The American Cancer Society and its advocacy affiliate, the American Cancer Society Cancer Action Network (ACS CAN), will celebrate the 35th Great American Smokeout on Nov. 18 by calling on Indiana state lawmakers to protect the health of Hoosier workers and patrons with the passage of a comprehensive smoke-free law. Comprehensive smoke-free policies not only protect workers and patrons from exposure to toxic secondhand smoke, but they also empower smokers to quit. 

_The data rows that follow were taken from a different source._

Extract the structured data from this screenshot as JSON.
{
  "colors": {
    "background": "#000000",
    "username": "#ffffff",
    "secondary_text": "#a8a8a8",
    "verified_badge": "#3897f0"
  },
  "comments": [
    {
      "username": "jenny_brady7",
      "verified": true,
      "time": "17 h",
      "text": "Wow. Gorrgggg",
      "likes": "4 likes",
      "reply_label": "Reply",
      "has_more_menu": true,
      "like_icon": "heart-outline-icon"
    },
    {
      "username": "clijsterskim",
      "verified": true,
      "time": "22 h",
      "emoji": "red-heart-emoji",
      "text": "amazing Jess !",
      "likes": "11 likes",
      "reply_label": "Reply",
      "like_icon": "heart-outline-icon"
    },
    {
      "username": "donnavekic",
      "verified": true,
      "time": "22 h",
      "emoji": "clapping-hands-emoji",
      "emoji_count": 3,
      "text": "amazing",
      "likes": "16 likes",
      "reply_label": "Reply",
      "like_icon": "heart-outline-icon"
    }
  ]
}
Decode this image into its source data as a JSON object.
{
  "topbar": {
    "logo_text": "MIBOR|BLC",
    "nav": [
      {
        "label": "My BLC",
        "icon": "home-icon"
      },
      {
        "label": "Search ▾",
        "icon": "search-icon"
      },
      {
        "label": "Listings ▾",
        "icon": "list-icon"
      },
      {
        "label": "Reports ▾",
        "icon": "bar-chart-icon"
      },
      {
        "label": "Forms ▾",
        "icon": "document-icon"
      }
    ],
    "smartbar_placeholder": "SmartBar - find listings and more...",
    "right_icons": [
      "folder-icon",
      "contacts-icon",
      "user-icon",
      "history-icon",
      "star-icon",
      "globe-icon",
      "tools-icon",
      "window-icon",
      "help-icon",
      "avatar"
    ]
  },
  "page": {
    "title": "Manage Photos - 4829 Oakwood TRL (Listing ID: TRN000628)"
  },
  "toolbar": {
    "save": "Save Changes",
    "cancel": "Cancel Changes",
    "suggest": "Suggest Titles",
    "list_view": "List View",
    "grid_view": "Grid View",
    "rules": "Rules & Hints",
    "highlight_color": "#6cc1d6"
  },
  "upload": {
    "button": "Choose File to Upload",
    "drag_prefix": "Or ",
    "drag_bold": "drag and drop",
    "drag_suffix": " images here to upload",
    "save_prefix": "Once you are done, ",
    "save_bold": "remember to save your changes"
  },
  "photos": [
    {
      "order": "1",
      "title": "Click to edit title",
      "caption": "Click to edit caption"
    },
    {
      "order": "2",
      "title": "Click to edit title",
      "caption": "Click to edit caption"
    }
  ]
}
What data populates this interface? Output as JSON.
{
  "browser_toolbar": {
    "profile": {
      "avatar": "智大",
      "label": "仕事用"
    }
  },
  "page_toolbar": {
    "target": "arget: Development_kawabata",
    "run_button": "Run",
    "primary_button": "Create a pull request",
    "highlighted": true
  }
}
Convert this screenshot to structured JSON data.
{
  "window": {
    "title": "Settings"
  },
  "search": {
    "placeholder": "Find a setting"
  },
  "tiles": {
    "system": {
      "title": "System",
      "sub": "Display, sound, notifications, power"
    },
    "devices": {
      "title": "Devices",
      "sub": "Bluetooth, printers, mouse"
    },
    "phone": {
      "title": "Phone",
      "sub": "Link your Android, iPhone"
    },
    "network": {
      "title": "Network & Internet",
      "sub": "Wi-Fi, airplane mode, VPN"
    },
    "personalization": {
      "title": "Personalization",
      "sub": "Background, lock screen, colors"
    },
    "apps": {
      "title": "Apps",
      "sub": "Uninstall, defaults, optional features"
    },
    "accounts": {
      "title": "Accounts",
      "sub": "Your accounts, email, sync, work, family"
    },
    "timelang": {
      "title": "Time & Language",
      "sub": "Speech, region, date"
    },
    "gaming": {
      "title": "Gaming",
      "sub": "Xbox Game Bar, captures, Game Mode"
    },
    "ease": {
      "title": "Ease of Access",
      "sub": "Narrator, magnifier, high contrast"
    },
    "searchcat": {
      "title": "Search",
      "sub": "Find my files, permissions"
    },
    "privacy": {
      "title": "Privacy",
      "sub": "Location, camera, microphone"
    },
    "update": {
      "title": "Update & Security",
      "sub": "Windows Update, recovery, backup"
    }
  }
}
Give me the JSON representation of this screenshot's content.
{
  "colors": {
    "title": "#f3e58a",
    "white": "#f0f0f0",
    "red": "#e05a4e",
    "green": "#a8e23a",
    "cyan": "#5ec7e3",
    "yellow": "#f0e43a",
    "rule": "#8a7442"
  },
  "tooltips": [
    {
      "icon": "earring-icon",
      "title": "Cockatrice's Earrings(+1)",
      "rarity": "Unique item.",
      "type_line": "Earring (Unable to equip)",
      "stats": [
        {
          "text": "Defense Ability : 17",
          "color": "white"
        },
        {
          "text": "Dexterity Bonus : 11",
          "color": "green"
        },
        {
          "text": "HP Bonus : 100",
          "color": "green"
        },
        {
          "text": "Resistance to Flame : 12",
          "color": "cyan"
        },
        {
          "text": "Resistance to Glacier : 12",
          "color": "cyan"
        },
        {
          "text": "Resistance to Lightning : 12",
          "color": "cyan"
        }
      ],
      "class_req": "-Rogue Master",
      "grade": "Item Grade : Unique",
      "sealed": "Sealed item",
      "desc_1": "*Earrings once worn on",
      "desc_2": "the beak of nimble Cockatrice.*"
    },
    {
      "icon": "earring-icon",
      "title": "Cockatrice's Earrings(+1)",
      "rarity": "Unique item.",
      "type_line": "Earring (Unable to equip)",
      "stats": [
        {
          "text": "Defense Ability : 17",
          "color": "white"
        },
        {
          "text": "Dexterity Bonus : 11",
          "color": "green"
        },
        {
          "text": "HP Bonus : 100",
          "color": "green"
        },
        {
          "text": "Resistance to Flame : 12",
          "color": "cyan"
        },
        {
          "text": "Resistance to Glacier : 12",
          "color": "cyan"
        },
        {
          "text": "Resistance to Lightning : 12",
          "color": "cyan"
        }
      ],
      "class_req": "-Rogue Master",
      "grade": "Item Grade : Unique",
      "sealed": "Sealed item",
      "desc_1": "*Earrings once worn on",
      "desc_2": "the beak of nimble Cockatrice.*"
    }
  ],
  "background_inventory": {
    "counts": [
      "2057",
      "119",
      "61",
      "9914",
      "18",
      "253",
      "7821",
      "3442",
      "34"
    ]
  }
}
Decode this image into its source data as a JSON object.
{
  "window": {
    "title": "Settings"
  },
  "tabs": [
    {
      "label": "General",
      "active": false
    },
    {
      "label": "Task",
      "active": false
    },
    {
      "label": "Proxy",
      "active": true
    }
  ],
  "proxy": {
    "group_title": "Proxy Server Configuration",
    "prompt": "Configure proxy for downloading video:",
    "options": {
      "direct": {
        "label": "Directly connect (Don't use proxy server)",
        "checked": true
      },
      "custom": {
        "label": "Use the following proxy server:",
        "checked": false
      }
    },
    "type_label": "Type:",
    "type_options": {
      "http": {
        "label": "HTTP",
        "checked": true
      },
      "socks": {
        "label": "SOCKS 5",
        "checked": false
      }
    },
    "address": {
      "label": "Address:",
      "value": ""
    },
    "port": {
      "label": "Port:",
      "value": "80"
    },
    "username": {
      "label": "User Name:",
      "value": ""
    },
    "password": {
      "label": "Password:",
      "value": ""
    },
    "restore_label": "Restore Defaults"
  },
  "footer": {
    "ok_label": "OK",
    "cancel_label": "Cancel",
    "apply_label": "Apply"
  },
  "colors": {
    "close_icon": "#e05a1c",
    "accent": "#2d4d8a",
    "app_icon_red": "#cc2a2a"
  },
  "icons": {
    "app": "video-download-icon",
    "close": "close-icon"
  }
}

“With more than 3,000 municipalities, 23 states, the District of Columbia and Puerto Rico now protected by strong comprehensive smoke-free laws, more Americans are now able to dine out or earn a living without sacrificing their health,” said Vicki Rakowski, COO, American Cancer Society Great Lakes Division, Inc. “Still, thousands in Indiana remain exposed to secondhand smoke each day. It’s time for Indiana lawmakers to take a stand for public health and pass a smoke-free law that will protect all workers in from this deadly yet preventable health hazard.”
The Society and ACS CAN are working with the Indiana Campaign for Smokefree Air to urge the Indiana General Assembly to make passing a comprehensive smokefree law a priority in the upcoming session. “We are urging people to contact their legislators to encourage them to get a smokefree bill passed in the upcoming January session. They can do so by going to acscan.org/indiana for information, and additionally, they can join the smokefree air campaign movement by visiting the Indiana Campaign for Smokefree Air on Facebook,” said Rakowski.
A pre-election poll, conducted by Bellwether Research and Consulting in October 2010, showed public support for passage of a comprehensive smokefree law. Fifty-three percent of Hoosiers polled said they were “likely” or “much more likely” to vote for a candidate who supports smokefree air legislation. Ninety-two percent of those polled stated they would be more likely or just as likely to visit establishments that will go smokefree under a statewide law. Sixty-six percent of those polled say their impression of restaurants and other establishments would improve if they convert to smokefree.
Smoking remains the leading cause of preventable death in the United States, with 30 percent of all cancer deaths caused by tobacco use. Moreover, secondhand smoke is a major health hazard, proven to cause lung cancer, heart disease and emphysema. With 4,000 chemicals and more than 60 carcinogens, including arsenic and polonium, secondhand smoke is responsible for 3,400 lung cancer deaths annually and another 46,000 deaths from heart disease in otherwise healthy non-smokers.
The Great American Smokeout began more than 30 years ago as a platform to encourage smokers to quit.  Since then, the platform has expanded to not only encourage smokers to make a plan to quit, but also to encourage all Americans to advocate.

Last Updated on Tuesday, 16 November 2010 11:53